▶ **Records for the exercise**:
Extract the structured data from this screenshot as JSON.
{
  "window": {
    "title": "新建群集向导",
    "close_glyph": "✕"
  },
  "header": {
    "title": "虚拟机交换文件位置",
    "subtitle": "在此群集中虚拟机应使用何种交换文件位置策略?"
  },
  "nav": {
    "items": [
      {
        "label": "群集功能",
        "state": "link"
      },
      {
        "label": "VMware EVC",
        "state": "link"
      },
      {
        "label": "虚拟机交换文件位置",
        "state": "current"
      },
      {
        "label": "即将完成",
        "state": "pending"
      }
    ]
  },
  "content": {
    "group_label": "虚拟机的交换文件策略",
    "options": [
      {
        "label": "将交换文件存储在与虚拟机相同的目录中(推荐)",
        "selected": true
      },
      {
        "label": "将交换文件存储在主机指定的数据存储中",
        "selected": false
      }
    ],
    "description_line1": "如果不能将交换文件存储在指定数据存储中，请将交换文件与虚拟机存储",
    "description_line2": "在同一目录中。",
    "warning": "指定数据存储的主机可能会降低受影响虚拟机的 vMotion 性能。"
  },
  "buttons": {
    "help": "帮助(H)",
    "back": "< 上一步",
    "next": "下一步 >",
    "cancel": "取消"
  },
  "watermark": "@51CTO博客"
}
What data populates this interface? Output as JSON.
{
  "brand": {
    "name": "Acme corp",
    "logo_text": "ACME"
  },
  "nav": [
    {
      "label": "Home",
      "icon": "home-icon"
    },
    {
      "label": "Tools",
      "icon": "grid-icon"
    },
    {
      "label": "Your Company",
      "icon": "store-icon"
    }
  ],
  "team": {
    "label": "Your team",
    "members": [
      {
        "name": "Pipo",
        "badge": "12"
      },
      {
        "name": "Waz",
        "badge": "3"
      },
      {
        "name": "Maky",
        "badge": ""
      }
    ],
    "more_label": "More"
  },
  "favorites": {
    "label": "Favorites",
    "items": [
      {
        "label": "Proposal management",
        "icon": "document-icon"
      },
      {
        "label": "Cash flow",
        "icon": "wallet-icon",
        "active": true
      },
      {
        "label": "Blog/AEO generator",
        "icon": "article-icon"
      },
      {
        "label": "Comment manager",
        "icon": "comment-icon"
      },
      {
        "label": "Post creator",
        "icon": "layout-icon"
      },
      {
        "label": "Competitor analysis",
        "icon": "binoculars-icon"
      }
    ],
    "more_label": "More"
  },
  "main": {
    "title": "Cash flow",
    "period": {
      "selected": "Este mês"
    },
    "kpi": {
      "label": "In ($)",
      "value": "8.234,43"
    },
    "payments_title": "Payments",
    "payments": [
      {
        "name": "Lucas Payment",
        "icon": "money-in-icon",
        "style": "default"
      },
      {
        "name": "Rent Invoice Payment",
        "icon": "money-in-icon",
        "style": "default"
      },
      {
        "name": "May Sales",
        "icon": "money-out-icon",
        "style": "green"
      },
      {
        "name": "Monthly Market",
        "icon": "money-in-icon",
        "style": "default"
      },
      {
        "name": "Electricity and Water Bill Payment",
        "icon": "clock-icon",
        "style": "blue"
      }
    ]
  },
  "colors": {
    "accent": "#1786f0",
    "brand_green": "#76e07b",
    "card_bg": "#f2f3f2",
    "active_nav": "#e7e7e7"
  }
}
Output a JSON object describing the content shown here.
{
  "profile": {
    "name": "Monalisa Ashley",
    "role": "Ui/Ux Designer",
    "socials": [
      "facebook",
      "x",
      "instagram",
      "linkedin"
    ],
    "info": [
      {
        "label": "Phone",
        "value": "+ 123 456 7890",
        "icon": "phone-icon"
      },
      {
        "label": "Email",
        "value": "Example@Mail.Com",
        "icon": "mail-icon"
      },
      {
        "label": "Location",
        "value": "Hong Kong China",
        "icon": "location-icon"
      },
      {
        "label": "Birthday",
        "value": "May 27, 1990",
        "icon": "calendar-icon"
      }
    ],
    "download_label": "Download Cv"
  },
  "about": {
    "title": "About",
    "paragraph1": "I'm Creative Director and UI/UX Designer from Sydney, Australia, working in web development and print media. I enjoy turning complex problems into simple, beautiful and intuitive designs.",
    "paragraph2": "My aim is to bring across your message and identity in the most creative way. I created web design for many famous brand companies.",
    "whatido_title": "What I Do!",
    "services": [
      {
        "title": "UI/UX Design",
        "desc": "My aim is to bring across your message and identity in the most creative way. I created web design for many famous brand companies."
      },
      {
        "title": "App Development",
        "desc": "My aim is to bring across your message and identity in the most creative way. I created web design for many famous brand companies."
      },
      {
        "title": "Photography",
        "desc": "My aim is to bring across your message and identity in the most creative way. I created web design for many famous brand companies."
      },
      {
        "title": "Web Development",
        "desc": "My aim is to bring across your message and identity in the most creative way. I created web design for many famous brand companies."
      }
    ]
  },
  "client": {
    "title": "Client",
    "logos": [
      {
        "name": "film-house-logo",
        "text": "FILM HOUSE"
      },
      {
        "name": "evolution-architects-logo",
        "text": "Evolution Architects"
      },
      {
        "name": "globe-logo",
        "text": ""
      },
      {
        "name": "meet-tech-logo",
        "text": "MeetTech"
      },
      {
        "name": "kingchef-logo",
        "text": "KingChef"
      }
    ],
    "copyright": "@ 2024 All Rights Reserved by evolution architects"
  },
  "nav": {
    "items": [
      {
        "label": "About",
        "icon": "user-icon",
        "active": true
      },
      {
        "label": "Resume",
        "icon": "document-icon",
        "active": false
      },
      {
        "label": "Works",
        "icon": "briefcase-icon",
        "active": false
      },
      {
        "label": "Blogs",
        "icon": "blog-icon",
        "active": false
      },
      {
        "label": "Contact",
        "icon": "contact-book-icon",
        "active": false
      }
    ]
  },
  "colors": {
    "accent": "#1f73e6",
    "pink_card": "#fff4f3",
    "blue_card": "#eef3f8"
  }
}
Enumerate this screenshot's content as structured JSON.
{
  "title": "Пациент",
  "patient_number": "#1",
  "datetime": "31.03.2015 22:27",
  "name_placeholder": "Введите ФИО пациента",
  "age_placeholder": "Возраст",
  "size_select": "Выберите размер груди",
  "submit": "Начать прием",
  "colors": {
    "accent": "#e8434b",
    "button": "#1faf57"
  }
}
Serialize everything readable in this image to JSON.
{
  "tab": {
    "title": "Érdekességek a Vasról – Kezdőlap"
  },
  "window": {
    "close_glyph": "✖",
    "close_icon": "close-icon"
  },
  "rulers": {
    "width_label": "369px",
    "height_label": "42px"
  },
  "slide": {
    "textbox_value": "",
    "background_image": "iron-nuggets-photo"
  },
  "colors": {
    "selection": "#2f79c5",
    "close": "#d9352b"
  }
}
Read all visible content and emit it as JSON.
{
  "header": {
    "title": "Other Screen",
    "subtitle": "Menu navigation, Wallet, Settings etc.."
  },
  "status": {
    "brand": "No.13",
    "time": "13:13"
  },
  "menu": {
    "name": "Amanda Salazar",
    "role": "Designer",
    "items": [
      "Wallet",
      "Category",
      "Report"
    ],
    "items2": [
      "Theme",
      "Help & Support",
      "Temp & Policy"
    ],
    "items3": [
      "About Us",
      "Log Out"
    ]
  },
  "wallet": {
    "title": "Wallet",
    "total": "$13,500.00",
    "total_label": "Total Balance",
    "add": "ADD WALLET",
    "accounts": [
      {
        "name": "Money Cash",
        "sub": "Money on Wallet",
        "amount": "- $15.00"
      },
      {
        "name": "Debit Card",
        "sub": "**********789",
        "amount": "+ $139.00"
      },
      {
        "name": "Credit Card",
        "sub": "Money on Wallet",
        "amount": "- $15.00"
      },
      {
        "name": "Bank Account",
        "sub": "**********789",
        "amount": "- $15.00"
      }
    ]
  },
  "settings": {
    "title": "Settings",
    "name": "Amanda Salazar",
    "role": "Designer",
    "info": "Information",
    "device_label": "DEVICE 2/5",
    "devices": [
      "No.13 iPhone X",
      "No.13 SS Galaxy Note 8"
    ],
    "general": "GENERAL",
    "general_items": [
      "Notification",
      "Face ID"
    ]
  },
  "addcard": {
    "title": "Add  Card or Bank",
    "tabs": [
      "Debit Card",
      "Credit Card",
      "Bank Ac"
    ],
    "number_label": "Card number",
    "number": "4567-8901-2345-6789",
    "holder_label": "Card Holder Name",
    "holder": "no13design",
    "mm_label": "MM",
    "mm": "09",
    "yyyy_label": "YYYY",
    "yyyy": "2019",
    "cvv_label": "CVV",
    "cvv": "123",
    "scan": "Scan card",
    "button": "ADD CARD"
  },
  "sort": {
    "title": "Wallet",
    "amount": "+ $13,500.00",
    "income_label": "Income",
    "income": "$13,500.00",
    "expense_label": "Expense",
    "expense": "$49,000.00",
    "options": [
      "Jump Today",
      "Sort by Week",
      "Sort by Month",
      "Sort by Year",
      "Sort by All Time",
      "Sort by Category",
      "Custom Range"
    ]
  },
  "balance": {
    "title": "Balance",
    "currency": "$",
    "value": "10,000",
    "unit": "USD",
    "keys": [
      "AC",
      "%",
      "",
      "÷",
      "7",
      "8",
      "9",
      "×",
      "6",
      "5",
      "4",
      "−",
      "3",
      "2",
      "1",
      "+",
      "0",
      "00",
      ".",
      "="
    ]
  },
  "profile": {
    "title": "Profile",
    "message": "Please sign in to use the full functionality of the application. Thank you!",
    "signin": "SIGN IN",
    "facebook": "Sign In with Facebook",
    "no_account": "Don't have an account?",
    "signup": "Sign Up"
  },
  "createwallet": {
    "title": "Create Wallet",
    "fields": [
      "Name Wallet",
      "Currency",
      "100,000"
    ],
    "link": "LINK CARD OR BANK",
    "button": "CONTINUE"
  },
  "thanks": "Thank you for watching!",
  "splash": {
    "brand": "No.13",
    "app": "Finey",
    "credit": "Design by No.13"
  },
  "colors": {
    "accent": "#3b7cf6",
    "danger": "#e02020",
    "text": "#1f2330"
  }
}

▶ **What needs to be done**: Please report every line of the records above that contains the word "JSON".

▶ **Reply**:
Extract the structured data from this screenshot as JSON.
What data populates this interface? Output as JSON.
Output a JSON object describing the content shown here.
Enumerate this screenshot's content as structured JSON.
Serialize everything readable in this image to JSON.
Read all visible content and emit it as JSON.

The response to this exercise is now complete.